Born on the Brooklyn waterfront to a longshoreman father, Yank ran away from home to escape beatings and his parents' fighting. He also worked on the waterfront until he shipped off as a stoker, thus beginning the only life he has ever known. He is proud as the strongest among the stokers, but his encounter with Mildred sends him into a spiral of doubt and rage.
An Irish stoker on the ocean liner who seems to have lost hope in the world and wishes for the more glorious days of sailing when the love of the sea was what drove a man. He alone is able to exert some sort of influence over the stubborn Yank.
A stoker on the ocean liner who tries to convince Yank, as well as the other stokers, to believe in the Socialist cause, stressing to Yank that it is not a solution found by brute force but by persuasion and the peaceful uprising of the working class. He takes Yank to Fifth Avenue to try to awaken class consciousness in him, but finds that Yank only goes straight for violence.
The daughter of the president of the Steel Trust, she expresses a desire to “know how the other half lives” by witnessing the working class in its element. In this way, she desires to find her place in the world and give herself a purpose somehow by helping the less fortunate, though, despite this, O’Neill describes her as insincere and pretentious. She is ultimately disgusted and terrified by Yank’s composure and outburst, calling him a “filthy beast” and sending him on his quest to avenge his honor throughout the play.
Mildred's very reluctant chaperone on her trip to England, she finds her niece to be a poser.
He takes Mildred down to the stokehole, though he is clearly very uncomfortable with her excursion. He feels intimidated by her higher class.
A prison guard at Blackwell prison, he tells the prisoners to keep quiet, and when Yank starts yelling, he hoses him.
Secretary of the I.W.W.
He is the primary representative for the International Workers of the World, O’Neill’s general example of a worker’s union. As he listens to Yank’s understanding of what the organization does, he becomes convinced rivals, in an attempt to mock or else spy on the union, have sent Yank rather than Yank coming of his own volition.
Workers in the stokehole on the ocean liner, they seem to be sheep easily led by whoever is the strongest leader of the pack, usually Yank. They often tease other members of their crew in unison, which makes their voices take on a “brazen, metallic quality” as if their throats were gramophones.
Ladies and Gentlemen of Fifth Avenue

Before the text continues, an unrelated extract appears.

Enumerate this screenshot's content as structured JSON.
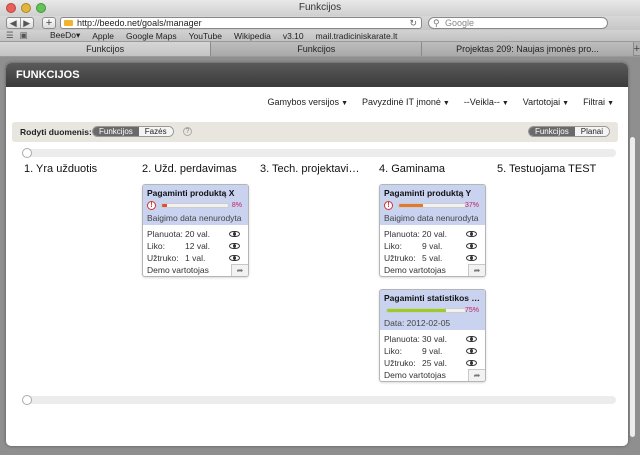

Citizens of the Upper Class, they are consumed by their own greed and materialism, completely blocking out anything that is not of their kind, like Yank. They only notice Yank when he becomes an obstacle to them living the life they are accustomed and are quick to remove him forcibly when this happens.
The Hairy Ape Questions and Answers
The Question and Answer section for The Hairy Ape is a great
resource to ask questions, find answers, and discuss the novel.
Belonging is a motif through this book. To Yank, "belonging" means something more than the traditional meaning. Yanks equates belonging with power and breaking down social strata. He sees belonging as a function more than a state of...